Her clothes were being tugged and pulled by the wind as though by invisible fingers and gusts threatened to topple her from her precarious perch.
She thought about the reasons that she had climbed to the highest point that she had ever been to and whether they made sense to her still. They had made sense when she was preparing herself, they had made sense whilst she had been climbing and now, now that she was finally at the fork in the road that would send her onto one or another of the two separate paths in her life, she thought again on the reasons that she had decided to put an end to her present life.
Family, she had none. The job she worked at was no kind of career and though it was deemed that she had been very fortunate to secure herself a place as scullery maid without so much as a reference, she found that the other maids were snobbish bullies.
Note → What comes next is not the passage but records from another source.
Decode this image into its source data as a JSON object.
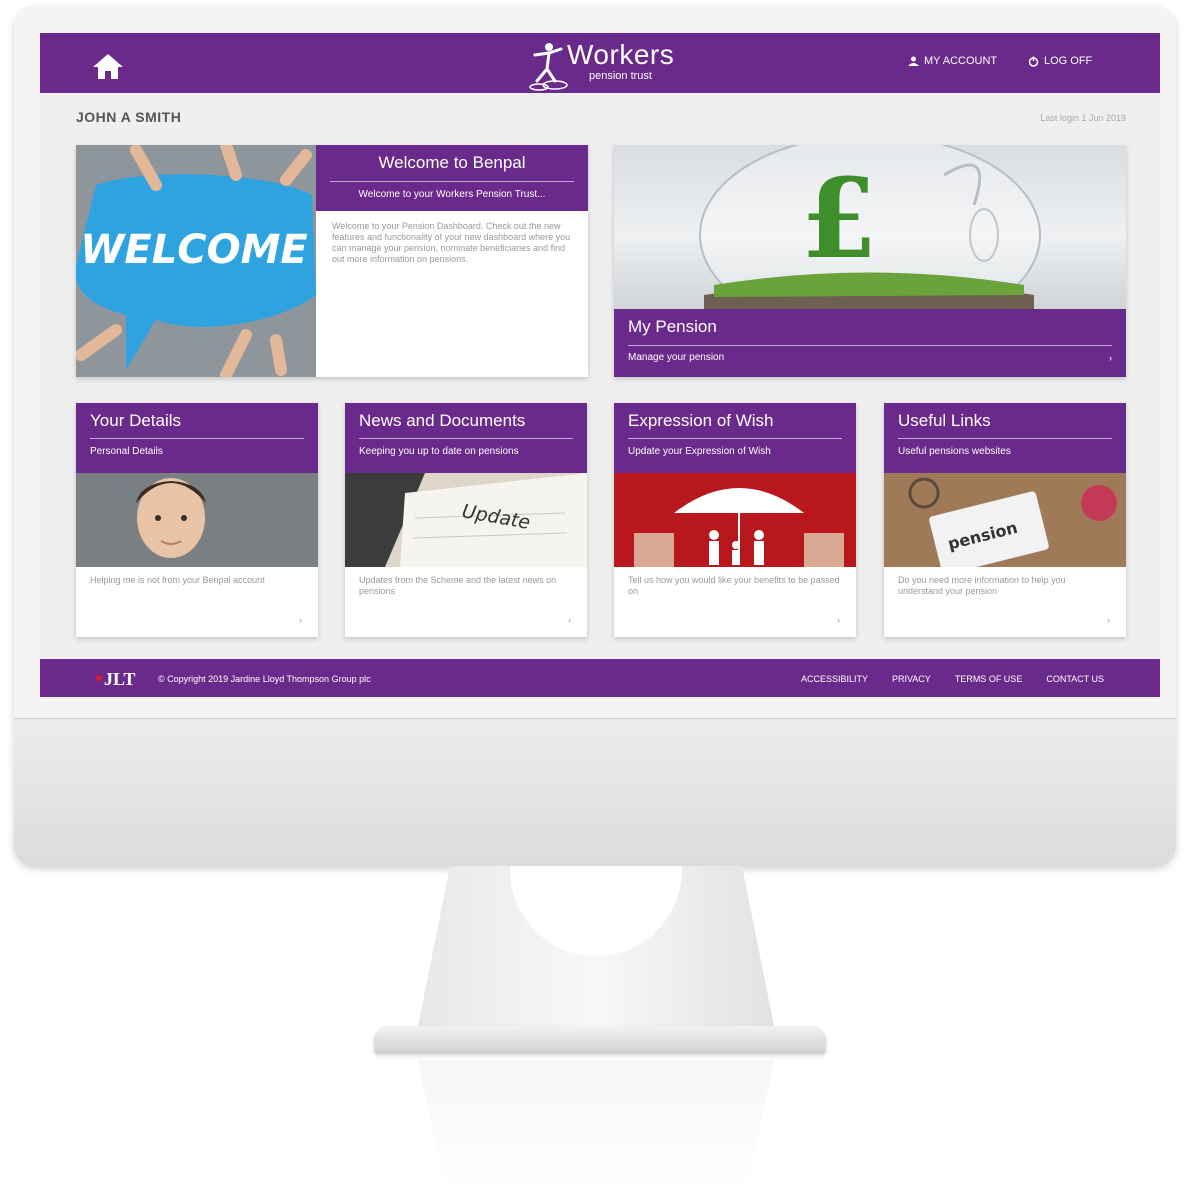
{
  "header": {
    "logo_word": "Workers",
    "logo_sub": "pension trust",
    "my_account": "MY ACCOUNT",
    "log_off": "LOG OFF"
  },
  "user": {
    "name": "JOHN A SMITH",
    "last_login": "Last login 1 Jun 2019"
  },
  "welcome": {
    "image_text": "WELCOME",
    "title": "Welcome to Benpal",
    "subtitle": "Welcome to your Workers Pension Trust...",
    "body": "Welcome to your Pension Dashboard. Check out the new features and functionality of your new dashboard where you can manage your pension, nominate beneficiaries and find out more information on pensions."
  },
  "my_pension": {
    "title": "My Pension",
    "subtitle": "Manage your pension",
    "arrow": "›"
  },
  "cards": [
    {
      "title": "Your Details",
      "subtitle": "Personal Details",
      "desc": "Helping me is not from your Benpal account",
      "arrow": "›"
    },
    {
      "title": "News and Documents",
      "subtitle": "Keeping you up to date on pensions",
      "desc": "Updates from the Scheme and the latest news on pensions",
      "arrow": "›",
      "image_text": "Update"
    },
    {
      "title": "Expression of Wish",
      "subtitle": "Update your Expression of Wish",
      "desc": "Tell us how you would like your benefits to be passed on",
      "arrow": "›"
    },
    {
      "title": "Useful Links",
      "subtitle": "Useful pensions websites",
      "desc": "Do you need more information to help you understand your pension",
      "arrow": "›",
      "image_text": "pension"
    }
  ],
  "footer": {
    "logo": "JLT",
    "copyright": "© Copyright 2019 Jardine Lloyd Thompson Group plc",
    "links": [
      "ACCESSIBILITY",
      "PRIVACY",
      "TERMS OF USE",
      "CONTACT US"
    ]
  },
  "colors": {
    "brand_purple": "#6a2a8c",
    "welcome_blue": "#2fa3df"
  }
}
The male staff members were lecherous pigs and she had neither the strength nor the energy to avoid or refuse their attentions any more. When she had finally succumbed to the attentions of the younger son of the household, she was held in greater disdain than ever before.
She was fortunate to have escaped without an unwanted pregnancy – that much she knew but she was mortified to find that someone had found out about her dalliances. The younger son, the favourite amongst the staff ‘below stairs’ was sent away so that he couldn’t get into more trouble and she was threatened to be sent packing if she so much as showed signs of being with child.
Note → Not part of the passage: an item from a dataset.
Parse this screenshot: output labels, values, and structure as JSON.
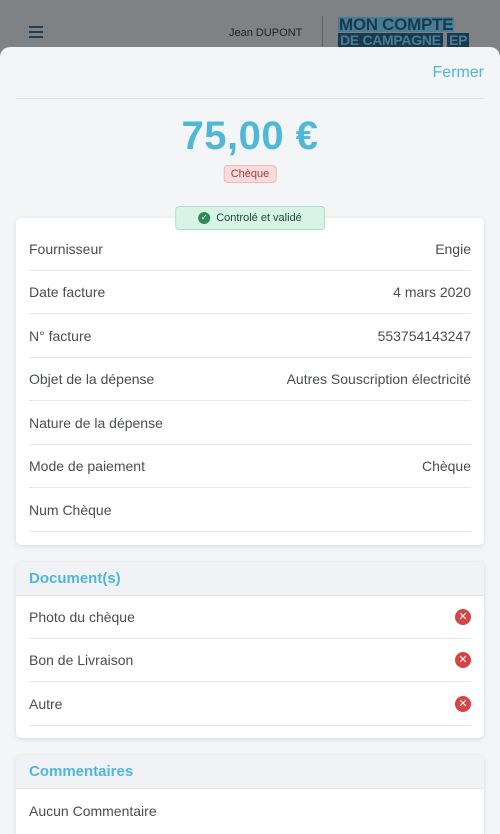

Her terrible and unbearable situation became worse. The maids blamed her for the son’s departure, as did the cook and the butler. Her colleagues had hardly spoken to her before he had been sent away, now, they sent her to Coventry. She was miserable and as such, her work suffered.
The housekeeper had summoned her into her office and told her in no uncertain terms that she had to pull her socks up or be off and on her way with no references.
That had been a little over a month ago and she had tried her very hardest to please everyone but it was impossible.
A few weeks ago, as she lay on her bed, worn out from the day’s work but unable to sleep for her misery; a thought had popped into her head:
“I’ll show them! They’ll be sorry when I’m dead and gone and they’ll know it was their fault.”
The thought was persistent and though she tried to push it away – nothing was bad enough to wish herself dead over, surely – it came back night after night and then it began to appear when she was being snubbed or told off. Then it would appear when she was working at her usual duties and pretty soon, the thought was there as a permanent fixture, running around in her mind. Her ultimate revenge would be her death, her blood on their hands.